It was all I could do not to burn the cookies. (Oh, who am I kidding? I totally burned the cookies.)
But the more Holly talked, the more differences I saw in what we had each created. White Cat has magic and curses and one of the best fantasy worlds that I have ever read. Heist Society has art thieves and a crew of geniuses and a teenage billionaire with a private jet.
They are two very different books that are, at first glance, exactly the same.
This is something that new writers often have a hard time grasping. After all, once you get an amazing idea, it’s human nature to think you’ve already done the hard part. We all want to believe that everything else will be easy.
But it’s not.
The truth is that, in the long run, ideas are a dime a dozen. It’s what you do with the idea that really matters.
A lot of times what people see as similarities are really just staples of the genre or tropes. No one author owns the idea of dystopian futures or vampire romances or boarding schools or kids who have to save the world. The key is to take those tropes and genre staples and turn them into something that is uniquely yours and amazing. You can do it!
If writers are supposed to read a lot, then it only stands to reason that they will sometimes be inspired by what they read—they’re bound to be! I mean, isn’t that kind of the point?
But plagiarism is bad. Very bad. Like don’t-joke-around-about-it bad. So where does the line between inspiration and plagiarism lie?
Sometimes that line is fairly clear. While rare, there are instances of people copying whole paragraphs of another author’s work and claiming those words as their own. In research papers, you can use quotation marks, cite the original author, and make sure the reader knows they aren’t your words, and then that’s totally okay. If it’s fiction and you want to, for example, use a quote from something in the public domain (like Shakespeare or Austen) then you could cite that as well.
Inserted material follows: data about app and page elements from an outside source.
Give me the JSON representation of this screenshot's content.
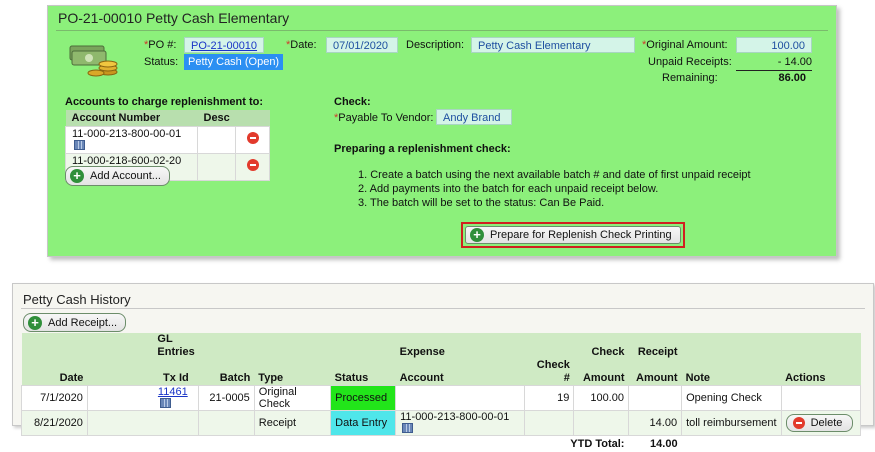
{
  "po": {
    "title": "PO-21-00010 Petty Cash Elementary",
    "po_label": "PO #:",
    "po_number": "PO-21-00010",
    "date_label": "Date:",
    "date": "07/01/2020",
    "description_label": "Description:",
    "description": "Petty Cash Elementary",
    "status_label": "Status:",
    "status": "Petty Cash (Open)",
    "original_amount_label": "Original Amount:",
    "original_amount": "100.00",
    "unpaid_receipts_label": "Unpaid Receipts:",
    "unpaid_receipts": "- 14.00",
    "remaining_label": "Remaining:",
    "remaining": "86.00"
  },
  "accounts": {
    "heading": "Accounts to charge replenishment to:",
    "col_account": "Account Number",
    "col_desc": "Desc",
    "rows": [
      {
        "account": "11-000-213-800-00-01",
        "desc": ""
      },
      {
        "account": "11-000-218-600-02-20",
        "desc": ""
      }
    ],
    "add_button": "Add Account..."
  },
  "check": {
    "heading": "Check:",
    "payable_label": "Payable To Vendor:",
    "vendor": "Andy Brand",
    "prep_heading": "Preparing a replenishment check:",
    "steps": [
      "1. Create a batch using the next available batch # and date of first unpaid receipt",
      "2. Add payments into the batch for each unpaid receipt below.",
      "3. The batch will be set to the status: Can Be Paid."
    ],
    "prepare_button": "Prepare for Replenish Check Printing"
  },
  "history": {
    "title": "Petty Cash History",
    "add_receipt_button": "Add Receipt...",
    "headers": {
      "date": "Date",
      "gl_entries": "GL Entries",
      "tx_id": "Tx Id",
      "batch": "Batch",
      "type": "Type",
      "status": "Status",
      "expense": "Expense",
      "account": "Account",
      "check_num": "Check #",
      "check": "Check",
      "amount": "Amount",
      "receipt": "Receipt",
      "receipt_amount": "Amount",
      "note": "Note",
      "actions": "Actions"
    },
    "rows": [
      {
        "date": "7/1/2020",
        "tx_id": "11461",
        "batch": "21-0005",
        "type": "Original Check",
        "status": "Processed",
        "account": "",
        "check_num": "19",
        "check_amount": "100.00",
        "receipt_amount": "",
        "note": "Opening Check",
        "action": ""
      },
      {
        "date": "8/21/2020",
        "tx_id": "",
        "batch": "",
        "type": "Receipt",
        "status": "Data Entry",
        "account": "11-000-213-800-00-01",
        "check_num": "",
        "check_amount": "",
        "receipt_amount": "14.00",
        "note": "toll reimbursement",
        "action": "Delete"
      }
    ],
    "ytd_label": "YTD Total:",
    "ytd_total": "14.00"
  },
  "colors": {
    "panel_green": "#8cf07b",
    "processed": "#22e51a",
    "data_entry": "#4fe6ea",
    "status_badge": "#2b8ff2",
    "highlight_border": "#d02020"
  }
}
; But in cases where someone pulls whole sentences or paragraphs from one novel and plops them down in another and acts as if they’re original? Well, those cases are about as close to cut-and-dried as a case of plagiarism can be.
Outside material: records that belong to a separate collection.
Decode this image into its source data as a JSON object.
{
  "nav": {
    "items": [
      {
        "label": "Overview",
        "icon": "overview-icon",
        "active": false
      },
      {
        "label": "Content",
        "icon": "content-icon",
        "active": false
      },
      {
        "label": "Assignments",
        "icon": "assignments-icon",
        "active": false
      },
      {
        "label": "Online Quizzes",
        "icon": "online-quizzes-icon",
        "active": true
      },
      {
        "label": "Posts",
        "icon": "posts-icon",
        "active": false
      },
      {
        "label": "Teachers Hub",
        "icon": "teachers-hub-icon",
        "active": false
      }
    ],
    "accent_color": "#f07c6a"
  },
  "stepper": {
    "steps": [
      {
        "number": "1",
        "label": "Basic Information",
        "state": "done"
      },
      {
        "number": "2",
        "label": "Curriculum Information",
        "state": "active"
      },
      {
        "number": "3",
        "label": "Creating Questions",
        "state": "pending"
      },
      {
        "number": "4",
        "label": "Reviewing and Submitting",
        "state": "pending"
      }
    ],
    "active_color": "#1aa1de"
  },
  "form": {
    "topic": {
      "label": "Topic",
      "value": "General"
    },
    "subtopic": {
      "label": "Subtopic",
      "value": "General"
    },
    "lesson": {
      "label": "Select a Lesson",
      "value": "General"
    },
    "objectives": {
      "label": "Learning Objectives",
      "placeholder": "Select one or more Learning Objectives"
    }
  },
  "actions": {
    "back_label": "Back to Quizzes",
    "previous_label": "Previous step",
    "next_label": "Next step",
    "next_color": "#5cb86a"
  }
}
So if a sentence in your book is exactly like a sentence in someone else’s book, you’ve plagiarized them, right? Well … maybe. Consider a sentence like If you don’t hurry, you’re gonna be late. That sentence is probably in a thousand novels—a million. Any writer could write that sentence at any time purely by coincidence. But could they write an incredibly similar sentence just before it and an almost verbatim paragraph just below? That’s far more questionable.
Words matter. And for writers, our words are our livelihoods, which is why we take charges of plagiarism very, very seriously. And you should, too.
So what about cases where we aren’t talking about words—we’re talking about ideas? That’s when things get even more complicated.
First, it’s important to understand the concept of tropes. Let’s say you love Harry Potter more than anything, and you want to write a book about a kid with magical powers who is the “chosen one” and destined to save the world.
Is that plagiarism? Should you be expecting a call from J. K. Rowling’s lawyer? Of course not. If that were the case, then a bunch of other authors would have gotten in trouble long before now. Including J. K. Rowling herself.
Why? Because no one author owns the concept of “the chosen one.” No one author could ever own the idea of magic. Those things existed long before J. K. Rowling, and they will exist long after.
But if you were to write about an orphan who finds out he’s a wizard and then is taken to wizard school on a big scarlet train and then he learns to play soccer on broomsticks and fights a troll and has a best friend with red hair, etc., etc., then you might be in a totally different situation.
You see, J. K. Rowling doesn’t own wizards, but she does own Harry Potter.
She doesn’t own boarding schools, but she does own Hogwarts.
If that’s confusing, you’re not alone. I remember several years ago I was working on my fifth Gallagher Girls book, Out of Sight, Out of Time, and I really wanted to give my main character amnesia because I love an amnesia story more than anything.